This is a SCBA tank, not specifically designed for underwater use, but the manufacturer still claims this tank is OK for “Scuba diving breathing” but also for refilling paint-ball tanks. Naturally, you would want to make sure any tank you got was new, and not an old paint-ball refiller tank. This tank offers aluminum alloy and carbon-fiber construction, providing it with excellent durability while still weighing less than comparable steel tanks.
The IORMAN Universal tank provides between 66-88 cubic feet capacity under 3000-4500psi. The tank liner is aluminum alloy specially treated to ensure that the holding gas is clean and has no odor. The tank’s construction makes it durable but lightweight, and the manufacturer claims a service life for this product of 15 years. We ding this slightly in the star rating because of the price.
66-88 standard cubic feet at 3000-4500psi.
This is the area the IORMAN Universal stands out. The tank interior is AL6061 aluminum alloy liner. The tank exterior is constructed of full-wrapped carbon fiber and glass fiber winding that gives the tank excellent durability, while still offering the low-corrosive benefits of aluminum and weighing less than steel. External surface treatment is epoxy coated. High-strength features include creep resistance, shock resistance and corrosion resistance. The one caveat to buyers is that this is not a US or European constructed product so production standards for it might be less rigorous.
This industry-standard aluminum-80 tank offers a well-made, reliable, recreational scuba cylinder at a very affordable price. Nothing fancy, but plenty of tank for the beginning and average recreational diver.

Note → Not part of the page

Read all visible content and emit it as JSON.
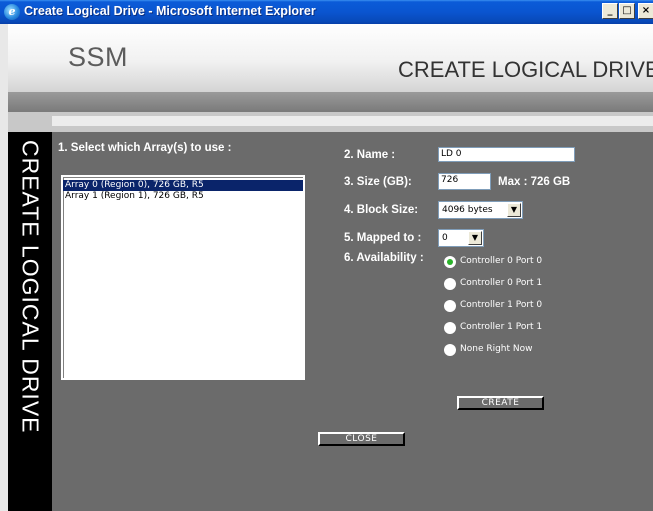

This basic aluminum-80 tank comes with a K-valve, allowing standard yoke regulator connections. Adaptors for DIN regulators are available but cost extra.
80 Cubic feet of air at 3000psi.
Again, this is a basic aluminum-alloy tank, an economical choice for beginner and average divers.
In this article we reviewed the 80 Cf Scuba Dive Tank Faber Blue Steel Hp 3442 psi New. We examined some of the main concerns any diver will need to consider when they make a choice of buying a tank. One of the main choices is whether to get an aluminum tank—usually cheaper—or a steel tank.
We compared the 80 Cf Scuba Dive Tank Faber Blue Steel Hp 3442 psi New to several other comparable diving cylinders. While all the tanks we reviewed had good points, from the perspective of performance and construction to price, the overall best tank in our comparison was the Faber Blue Steel high pressure tank, with a combined star rating of 4.8.